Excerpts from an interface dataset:

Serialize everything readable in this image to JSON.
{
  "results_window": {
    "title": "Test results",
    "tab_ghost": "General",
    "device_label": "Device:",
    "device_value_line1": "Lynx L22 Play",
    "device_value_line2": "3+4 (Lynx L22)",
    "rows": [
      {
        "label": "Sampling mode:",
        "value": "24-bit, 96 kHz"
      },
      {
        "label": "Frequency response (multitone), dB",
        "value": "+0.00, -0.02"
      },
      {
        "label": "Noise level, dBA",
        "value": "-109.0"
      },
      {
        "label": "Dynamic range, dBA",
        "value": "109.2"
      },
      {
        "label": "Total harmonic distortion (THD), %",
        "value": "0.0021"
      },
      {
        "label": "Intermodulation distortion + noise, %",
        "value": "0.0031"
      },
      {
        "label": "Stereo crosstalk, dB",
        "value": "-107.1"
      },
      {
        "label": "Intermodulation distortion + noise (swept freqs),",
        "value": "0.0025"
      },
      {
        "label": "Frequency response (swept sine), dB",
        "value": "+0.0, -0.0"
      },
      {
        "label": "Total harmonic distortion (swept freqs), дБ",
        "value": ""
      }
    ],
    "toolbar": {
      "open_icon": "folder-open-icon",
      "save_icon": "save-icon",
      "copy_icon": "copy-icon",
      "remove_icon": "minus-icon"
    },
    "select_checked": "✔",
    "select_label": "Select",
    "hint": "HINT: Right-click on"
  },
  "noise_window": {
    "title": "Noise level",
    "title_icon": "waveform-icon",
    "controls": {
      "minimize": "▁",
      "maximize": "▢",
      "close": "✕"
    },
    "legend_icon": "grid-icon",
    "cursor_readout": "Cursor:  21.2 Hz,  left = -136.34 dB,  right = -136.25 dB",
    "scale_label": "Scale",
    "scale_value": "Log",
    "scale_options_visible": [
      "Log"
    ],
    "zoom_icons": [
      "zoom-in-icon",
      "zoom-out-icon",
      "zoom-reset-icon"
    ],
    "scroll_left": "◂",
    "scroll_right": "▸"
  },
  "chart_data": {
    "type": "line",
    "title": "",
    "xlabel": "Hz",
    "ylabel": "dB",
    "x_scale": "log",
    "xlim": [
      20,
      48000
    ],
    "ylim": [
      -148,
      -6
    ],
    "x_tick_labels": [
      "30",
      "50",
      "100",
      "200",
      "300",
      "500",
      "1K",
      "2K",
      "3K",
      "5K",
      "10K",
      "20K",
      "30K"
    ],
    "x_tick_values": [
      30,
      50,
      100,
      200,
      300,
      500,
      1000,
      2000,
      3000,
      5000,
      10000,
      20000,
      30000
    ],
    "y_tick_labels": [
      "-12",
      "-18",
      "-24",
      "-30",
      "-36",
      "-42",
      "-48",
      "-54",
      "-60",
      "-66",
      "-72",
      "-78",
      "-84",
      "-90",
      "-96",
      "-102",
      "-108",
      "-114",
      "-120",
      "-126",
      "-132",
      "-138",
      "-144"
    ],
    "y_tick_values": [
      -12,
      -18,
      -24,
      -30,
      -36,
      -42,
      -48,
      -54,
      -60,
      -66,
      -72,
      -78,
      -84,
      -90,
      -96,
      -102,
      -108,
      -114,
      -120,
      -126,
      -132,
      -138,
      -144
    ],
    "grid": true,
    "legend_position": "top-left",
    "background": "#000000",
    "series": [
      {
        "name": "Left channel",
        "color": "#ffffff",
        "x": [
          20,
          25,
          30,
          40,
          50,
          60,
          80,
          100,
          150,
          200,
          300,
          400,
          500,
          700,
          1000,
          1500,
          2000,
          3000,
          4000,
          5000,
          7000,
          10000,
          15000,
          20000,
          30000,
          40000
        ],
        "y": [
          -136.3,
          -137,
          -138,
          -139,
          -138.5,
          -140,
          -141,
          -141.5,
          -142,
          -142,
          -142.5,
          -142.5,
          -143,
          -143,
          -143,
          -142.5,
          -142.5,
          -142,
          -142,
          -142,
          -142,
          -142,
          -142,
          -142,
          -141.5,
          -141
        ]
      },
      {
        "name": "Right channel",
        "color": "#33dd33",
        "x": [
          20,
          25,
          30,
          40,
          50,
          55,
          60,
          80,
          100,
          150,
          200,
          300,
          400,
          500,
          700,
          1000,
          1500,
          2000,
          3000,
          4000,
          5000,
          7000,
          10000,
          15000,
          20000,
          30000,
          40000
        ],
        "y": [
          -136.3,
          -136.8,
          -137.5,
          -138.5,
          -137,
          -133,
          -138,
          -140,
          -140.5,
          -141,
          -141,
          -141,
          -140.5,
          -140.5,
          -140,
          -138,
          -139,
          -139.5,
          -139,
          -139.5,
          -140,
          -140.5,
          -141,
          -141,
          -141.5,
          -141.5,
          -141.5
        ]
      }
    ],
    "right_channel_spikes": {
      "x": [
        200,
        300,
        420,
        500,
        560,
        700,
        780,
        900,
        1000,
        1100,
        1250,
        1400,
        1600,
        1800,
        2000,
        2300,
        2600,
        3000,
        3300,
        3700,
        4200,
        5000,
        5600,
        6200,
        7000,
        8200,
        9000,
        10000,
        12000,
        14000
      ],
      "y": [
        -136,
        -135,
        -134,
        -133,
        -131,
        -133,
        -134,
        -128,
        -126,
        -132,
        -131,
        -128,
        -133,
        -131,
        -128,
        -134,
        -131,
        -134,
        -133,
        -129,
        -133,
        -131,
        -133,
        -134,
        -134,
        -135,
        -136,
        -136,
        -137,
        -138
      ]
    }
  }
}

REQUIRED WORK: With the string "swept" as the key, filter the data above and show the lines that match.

RESULT FOR THIS TASK:
        "label": "Intermodulation distortion + noise (swept freqs),",
        "label": "Frequency response (swept sine), dB",
        "label": "Total harmonic distortion (swept freqs), дБ",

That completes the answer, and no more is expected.